Mediation according to the Black’s Law Dictionary, 7th Edition, West Group, St. Paul, Minn., 1999 is “[A] method of nonbinding dispute resolution involving a neutral third party who tries to help…disputing parties reach a mutually agreeable solution.
Family Law Mediation is a process that is voluntary entered into by couples who are in the midst of separating in order to try and resolve some or all of the issues raised by their separation.
A mediator is a trained neutral third party whose role is to assist couples entering the mediation process to do the following:
- Agree on what the issues that need to be resolved are;
- Decide what issues the parties want to resolve,
- Frame the issues to be resolved during the course of the mediation;
- Enter into a dialogue that will result in the bringing out of relevant information that will help resolve the issues to be mediated
- Determine what financial disclosure is required to be provided by each party;
- Understand each other’s point of view and share with one another their aspirations, goals and needs; and
- Develop an array of settlement options that will assist the parties’ in coming to a mutually satisfactory agreement
Mediation Intake Sessions
When a couple enters into the mediation process they begin by individually attending and intake session with the mediator they have mutually agreed to use to conduct the mediation. During the course of the initial intake session the mediator will meet with each spouse to discuss what their individual aspirations, goals and needs are and assess, either through the course of the intake session or through the use of screening tools, the capacity of each spouse to negotiate.
If during the course of the mediation Intake session either one or both of the spouses advises that they have not consulted with and/or retained counsel to advise them I provide them with a list of lawyers that they can either consult if they want or that they can take the Memorandum of Understanding, if one is achieved as a result of the mediation, too in order to review and have turned into a binding legal agreement.
In family law mediation there are 3 different approaches mediation models that can be used, which are outlined by Kenneth Cloke in his book “Mediating Dangerously: The Frontiers of Conflict Resolution”. The 3 approaches are as follows:
- The evaluative or directive approach is a model whereby a mediator works to end the conflict that has arisen either during their relationship and has led to their separation or has arisen as a result of the parties’ separation. This approach views the spouses who have entered into mediation as being unable/incapable of ending their conflict by themselves. In this model the mediator tries to direct the parties’ towards a settlement, which is the model that is commonly used in negotiations between lawyers and by family court judges.

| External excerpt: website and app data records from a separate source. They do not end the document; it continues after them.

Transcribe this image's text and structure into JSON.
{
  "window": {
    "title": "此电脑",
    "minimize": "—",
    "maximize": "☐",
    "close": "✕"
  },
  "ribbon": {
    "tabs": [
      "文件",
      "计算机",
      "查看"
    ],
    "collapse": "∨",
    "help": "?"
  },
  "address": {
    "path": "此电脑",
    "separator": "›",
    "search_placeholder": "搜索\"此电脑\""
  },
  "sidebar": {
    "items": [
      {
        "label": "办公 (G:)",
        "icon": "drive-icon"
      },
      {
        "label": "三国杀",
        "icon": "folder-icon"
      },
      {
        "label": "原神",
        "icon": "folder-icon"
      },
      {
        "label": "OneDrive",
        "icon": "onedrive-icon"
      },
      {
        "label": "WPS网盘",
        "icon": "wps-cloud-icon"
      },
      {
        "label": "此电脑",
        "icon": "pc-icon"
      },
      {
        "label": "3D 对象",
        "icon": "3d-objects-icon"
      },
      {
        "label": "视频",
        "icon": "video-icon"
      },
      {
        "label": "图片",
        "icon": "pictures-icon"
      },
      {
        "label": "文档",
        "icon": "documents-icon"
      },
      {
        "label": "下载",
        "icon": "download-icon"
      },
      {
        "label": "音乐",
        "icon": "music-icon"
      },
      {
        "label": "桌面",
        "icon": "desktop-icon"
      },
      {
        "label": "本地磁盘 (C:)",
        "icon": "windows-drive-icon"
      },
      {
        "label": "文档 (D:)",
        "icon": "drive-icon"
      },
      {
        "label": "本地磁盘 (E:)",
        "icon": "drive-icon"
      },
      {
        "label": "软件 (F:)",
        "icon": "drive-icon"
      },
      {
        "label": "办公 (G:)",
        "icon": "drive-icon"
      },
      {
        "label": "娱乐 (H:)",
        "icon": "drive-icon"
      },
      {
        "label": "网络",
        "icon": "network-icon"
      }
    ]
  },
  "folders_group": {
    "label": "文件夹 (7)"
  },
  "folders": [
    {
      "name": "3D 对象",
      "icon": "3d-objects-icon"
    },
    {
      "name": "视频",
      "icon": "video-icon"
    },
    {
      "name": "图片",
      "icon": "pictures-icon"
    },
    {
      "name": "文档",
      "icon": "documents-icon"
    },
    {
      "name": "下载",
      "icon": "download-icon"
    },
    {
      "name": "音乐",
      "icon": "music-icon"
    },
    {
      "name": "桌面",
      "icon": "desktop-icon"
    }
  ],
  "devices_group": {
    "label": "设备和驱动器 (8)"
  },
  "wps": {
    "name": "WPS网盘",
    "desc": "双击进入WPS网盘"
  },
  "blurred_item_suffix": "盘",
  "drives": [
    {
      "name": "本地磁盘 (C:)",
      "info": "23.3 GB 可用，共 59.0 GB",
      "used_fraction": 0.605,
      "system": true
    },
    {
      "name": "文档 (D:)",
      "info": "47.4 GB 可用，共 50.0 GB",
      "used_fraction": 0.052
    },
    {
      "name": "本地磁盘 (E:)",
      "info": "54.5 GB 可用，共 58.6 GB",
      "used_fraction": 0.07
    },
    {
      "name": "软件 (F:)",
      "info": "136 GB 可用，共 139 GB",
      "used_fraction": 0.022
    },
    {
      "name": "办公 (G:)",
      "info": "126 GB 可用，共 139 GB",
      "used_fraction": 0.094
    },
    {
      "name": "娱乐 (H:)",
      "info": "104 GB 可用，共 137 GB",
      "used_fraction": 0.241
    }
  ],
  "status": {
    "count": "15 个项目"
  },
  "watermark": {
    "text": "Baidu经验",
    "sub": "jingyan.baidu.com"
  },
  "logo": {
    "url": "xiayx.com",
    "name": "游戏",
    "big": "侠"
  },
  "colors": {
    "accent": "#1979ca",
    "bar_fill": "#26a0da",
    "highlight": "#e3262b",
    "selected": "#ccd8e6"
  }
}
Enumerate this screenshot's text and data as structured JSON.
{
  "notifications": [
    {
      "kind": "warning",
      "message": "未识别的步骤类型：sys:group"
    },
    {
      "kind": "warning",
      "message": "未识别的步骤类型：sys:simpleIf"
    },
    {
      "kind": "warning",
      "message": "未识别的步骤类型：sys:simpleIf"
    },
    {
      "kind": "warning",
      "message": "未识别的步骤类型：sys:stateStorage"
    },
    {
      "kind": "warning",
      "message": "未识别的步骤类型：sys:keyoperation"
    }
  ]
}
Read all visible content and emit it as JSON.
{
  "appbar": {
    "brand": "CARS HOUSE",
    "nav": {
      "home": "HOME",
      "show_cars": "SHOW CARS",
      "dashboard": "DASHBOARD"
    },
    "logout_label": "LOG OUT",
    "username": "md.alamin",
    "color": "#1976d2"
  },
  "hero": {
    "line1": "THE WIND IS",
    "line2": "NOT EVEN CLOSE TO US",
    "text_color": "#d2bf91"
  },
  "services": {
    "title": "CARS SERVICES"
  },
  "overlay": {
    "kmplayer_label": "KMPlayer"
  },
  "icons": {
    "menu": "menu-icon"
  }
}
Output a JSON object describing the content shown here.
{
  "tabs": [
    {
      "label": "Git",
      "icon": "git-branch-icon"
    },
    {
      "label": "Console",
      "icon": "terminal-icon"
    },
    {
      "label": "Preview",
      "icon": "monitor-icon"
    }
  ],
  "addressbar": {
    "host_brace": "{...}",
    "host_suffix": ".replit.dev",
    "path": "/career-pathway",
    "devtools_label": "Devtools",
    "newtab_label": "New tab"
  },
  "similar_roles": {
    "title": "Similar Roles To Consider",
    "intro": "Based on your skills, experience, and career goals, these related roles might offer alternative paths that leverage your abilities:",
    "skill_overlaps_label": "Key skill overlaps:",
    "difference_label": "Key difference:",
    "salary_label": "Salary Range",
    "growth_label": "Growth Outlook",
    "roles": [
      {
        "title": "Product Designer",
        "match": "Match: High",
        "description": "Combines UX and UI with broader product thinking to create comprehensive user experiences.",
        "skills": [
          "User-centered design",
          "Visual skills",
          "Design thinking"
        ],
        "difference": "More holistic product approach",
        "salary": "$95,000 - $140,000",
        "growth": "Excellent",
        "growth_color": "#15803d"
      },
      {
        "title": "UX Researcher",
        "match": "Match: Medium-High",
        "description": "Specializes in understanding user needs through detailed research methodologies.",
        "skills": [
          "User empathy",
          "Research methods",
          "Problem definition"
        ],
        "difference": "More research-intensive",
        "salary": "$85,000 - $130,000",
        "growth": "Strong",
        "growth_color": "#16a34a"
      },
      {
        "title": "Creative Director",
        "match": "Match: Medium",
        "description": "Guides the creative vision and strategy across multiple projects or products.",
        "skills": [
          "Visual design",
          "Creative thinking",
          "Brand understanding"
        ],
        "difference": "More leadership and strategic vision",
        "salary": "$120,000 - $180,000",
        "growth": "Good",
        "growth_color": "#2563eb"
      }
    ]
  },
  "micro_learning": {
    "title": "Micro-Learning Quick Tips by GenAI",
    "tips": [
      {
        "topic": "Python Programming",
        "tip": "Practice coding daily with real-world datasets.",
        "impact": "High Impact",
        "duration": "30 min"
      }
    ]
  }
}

- The facilitative or conciliatory approach sees a mediator work with the spouses to try and overcome the conflict that has arisen either during their relationship and has led to their separation or that has arisen as a result of their separation through encouraging the spouses to engage in active listening and describing their feelings during the mediation process. In this model the mediator tries to model and facilitate the spouse’s interactions so that the spouses can hopefully reach a settlement that can be turned into a Memorandum of Understanding.
- The transformational approach to mediation is an approach whereby a mediator through the use of empathy elicits recognition from each spouse of the other spouse’s genuine feelings/concerns/issues that they have as they work through the separation process. In this model the mediator works to empower the spouses to solve the issues that have arisen either during their relationship and has led to their separation or that has arisen as a result of their separation and present solutions to those issues that can be used in drafting a legally binding separation agreement.
At Shawyer Family Law and Mediation we use the facilitative or conciliatory approach to mediation by providing an environment where each spouse feels, respected and understood and can enter into an ongoing dialogue with their former partner to try and resolve the issues has led to their separation or that has arisen as a result of their separation. During the course of mediation we provide legal information to the spouses, including information about relevant statutes and case law as it relates to all legal issues including but not limited to Custody, Access, Child Support, Spousal Support and Division of Net Family Property. If need be, during the course of the mediation process we also assist the parties by providing them with a list of professionals that they can either retain individually or jointly for the purposes of assessing income for support purposes and valuing property, pensions, and business.
The number of mediation sessions that will be needed to by the parties’ varies based on the issues and dynamics between the parties. However, generally spouses will usually engage in 4 – 6 mediation sessions that generally last 2 hours in length each but can last longer or be shorter depending on how each mediation session progresses.
If required we will circulate progress notes, by way of a Memorandum of Understanding, after the mediation session that outline the topics discussed, any tentative agreements reached and any information required to be provided by either or both parties’ either at or prior to the next mediation session. If parties’ ultimately are able to reach either a comprehensive or partial settlement we prepare a final Memorandum of Understanding that incorporates the terms that the spouses have agreed upon, which can be used by the parties’ to draft minutes of settlement or a separation agreement.
Benefits of Mediation
At Shawyer Family Law and Mediation we advocate the use of mediation as one of the primary ways for separating partners or spouses to resolve the issues that have arisen between them because it allows them to retain control over the decisions that have to be. Mediation is also beneficial as it allows separating partners or spouses to come up with solutions that will be workable for their lives as opposed to being forced into agreements that will not necessarily work for them.